Week Four revolves around “Irrationality,” featuring the return of Duke University professor Dan Ariely, accompanied by several of his colleagues. They will speak on behavioral economics, critically examining why humans act the way they do — often unethically, impractically, immorally and illogically, Becker said.

“You may not have heard of the speakers, because they’re a lot of academics,” he said. “But I guarantee that anyone who comes will have an amazing week.”

“Art&Politics” is the subject for Week Five, and will revolve around the idea of what it means to have a work of art transformed into political expression. The first performance of the 2015 inter-arts collaboration, Carmina Burana, will premiere this week.

Week Six’s theme is one that Becker described as “wildly inventive,” and is a meditation upon “Vanishing.” It will ask its audience to reflect on what has vanished in society — everything from cultures and languages to ice caps and species — and to find the meaning in their absence, whether it be positive or negative.

Week Seven’s topic is “Redefining Europe,” and is brought to Chautauqua through a partnership with Colonial Williamsburg. Becker said it will explore the current dynamic between Eastern and Western Europe and what it means to be a citizen of Europe — if there is such a thing. Week Seven will also feature the second performance of Carmina Burana.

Week Eight’s theme is “The Middle East: Now and Next.” Becker said that 2015’s Week Eight will have a similar structure to this year’s Week One, in which Roger Rosenblatt hosted a series of dialogues with various writers. In a similar vein, 2015’s Week Eight will feature returning scholars on the Middle East in conversation with young, up-and-coming players who they believe will have significant impacts on the future of the region.
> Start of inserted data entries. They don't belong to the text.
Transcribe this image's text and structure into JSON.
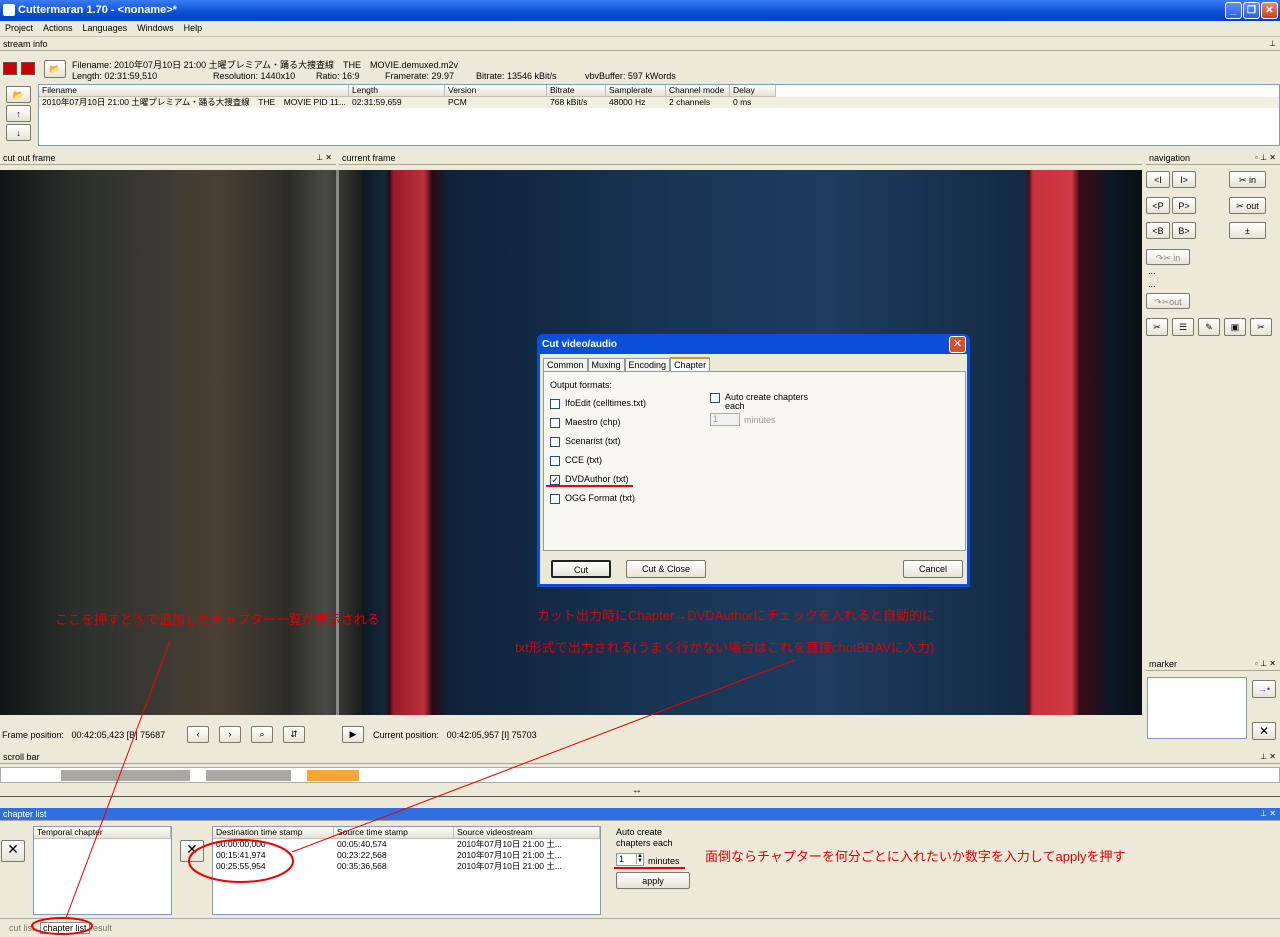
{
  "window": {
    "title": "Cuttermaran 1.70 - <noname>*"
  },
  "menu": [
    "Project",
    "Actions",
    "Languages",
    "Windows",
    "Help"
  ],
  "stream_info": {
    "header": "stream info",
    "filename_label": "Filename:",
    "filename": "2010年07月10日 21:00 土曜プレミアム・踊る大捜査線　THE　MOVIE.demuxed.m2v",
    "length_label": "Length:",
    "length": "02:31:59,510",
    "resolution_label": "Resolution:",
    "resolution": "1440x10",
    "ratio_label": "Ratio:",
    "ratio": "16:9",
    "framerate_label": "Framerate:",
    "framerate": "29.97",
    "bitrate_label": "Bitrate:",
    "bitrate": "13546 kBit/s",
    "vbv_label": "vbvBuffer:",
    "vbv": "597 kWords"
  },
  "audio_table": {
    "columns": [
      "Filename",
      "Length",
      "Version",
      "Bitrate",
      "Samplerate",
      "Channel mode",
      "Delay"
    ],
    "rows": [
      [
        "2010年07月10日 21:00 土曜プレミアム・踊る大捜査線　THE　MOVIE PID 11...",
        "02:31:59,659",
        "PCM",
        "768 kBit/s",
        "48000 Hz",
        "2 channels",
        "0 ms"
      ]
    ]
  },
  "cut_out_frame": {
    "header": "cut out frame",
    "position_label": "Frame position:",
    "position": "00:42:05,423  [B] 75687"
  },
  "current_frame": {
    "header": "current frame",
    "position_label": "Current position:",
    "position": "00:42:05,957  [I]  75703"
  },
  "navigation": {
    "header": "navigation",
    "rows": [
      [
        "<I",
        "I>",
        "in"
      ],
      [
        "<P",
        "P>",
        "out"
      ],
      [
        "<B",
        "B>",
        "±"
      ]
    ],
    "goto_in": "in",
    "goto_out": "out",
    "dots": "..."
  },
  "marker": {
    "header": "marker"
  },
  "scrollbar": {
    "header": "scroll bar"
  },
  "dialog": {
    "title": "Cut video/audio",
    "tabs": [
      "Common",
      "Muxing",
      "Encoding",
      "Chapter"
    ],
    "active_tab": "Chapter",
    "output_formats_label": "Output formats:",
    "formats": [
      {
        "label": "IfoEdit (celltimes.txt)",
        "checked": false
      },
      {
        "label": "Maestro (chp)",
        "checked": false
      },
      {
        "label": "Scenarist (txt)",
        "checked": false
      },
      {
        "label": "CCE (txt)",
        "checked": false
      },
      {
        "label": "DVDAuthor (txt)",
        "checked": true
      },
      {
        "label": "OGG Format (txt)",
        "checked": false
      }
    ],
    "auto_create_label": "Auto create chapters each",
    "auto_value": "1",
    "minutes_label": "minutes",
    "cut_button": "Cut",
    "cut_close_button": "Cut & Close",
    "cancel_button": "Cancel"
  },
  "chapter_list": {
    "header": "chapter list",
    "temporal_header": "Temporal chapter",
    "columns": [
      "Destination time stamp",
      "Source time stamp",
      "Source videostream"
    ],
    "rows": [
      [
        "00:00:00,000",
        "00:05:40,574",
        "2010年07月10日 21:00 土..."
      ],
      [
        "00:15:41,974",
        "00:23:22,568",
        "2010年07月10日 21:00 土..."
      ],
      [
        "00:25:55,954",
        "00:35:36,568",
        "2010年07月10日 21:00 土..."
      ]
    ],
    "auto_create_label": "Auto create chapters each",
    "auto_value": "1",
    "minutes_label": "minutes",
    "apply_button": "apply"
  },
  "bottom_tabs": [
    "cut list",
    "chapter list",
    "result"
  ],
  "annotations": {
    "note1": "ここを押すと⑤で追加したチャプター一覧が表示される",
    "note2a": "カット出力時にChapter→DVDAuthorにチェックを入れると自動的に",
    "note2b": "txt形式で出力される(うまく行かない場合はこれを直接chotBDAVに入力)",
    "note3": "面倒ならチャプターを何分ごとに入れたいか数字を入力してapplyを押す"
  },
  "colors": {
    "annotation": "#e00000",
    "title_bar": "#0a4fd8",
    "dialog_frame": "#0a4fd8"
  }
}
“This will be a duet of various people for five days,” Becker said.

Finally, Week Nine will close out the season, and the multi-year health care theme, with “Creating Healthy Communities.” Becker said Week Nine will explore creative connections within societies, intentional community design, and the added value of community support.

“We want to determine: what’s the infrastructure of a happy, healthy community?” Becker said.

Community Feedback

Once the 2015 weekly themes were announced, Becker gave the microphone to the audience to ask questions. Several people wanted to know if it was too late in the programming process to make suggestions on the 2015 themes, such as recommending scholars and artists that might complement the chosen topics.

Becker said that it was certainly not too late for suggestions, and that the administration is always eager to receive feedback and advice from the general public.

“Programming is a very interactive process, and we’re grateful for that,” Becker said.

One freshly initiated Chautauquan, Bill Hendrickson, was finishing his first visit at Chautauqua and wanted to stay up to date with Institution scheduling.

“What is the best way for a newbie to keep up with what you’re doing in terms of programming?” he asked.

Becker said there are multiple ways to stay engaged with Chautauqua’s planning while off the grounds. The Institution sends out email blasts containing significant news about Chautauqua, and also releases its off-season publication, The Chautauquan, in the winter and spring. The best way to stay in touch, however, is by visiting the Institution’s website, Becker said, which is always kept updated.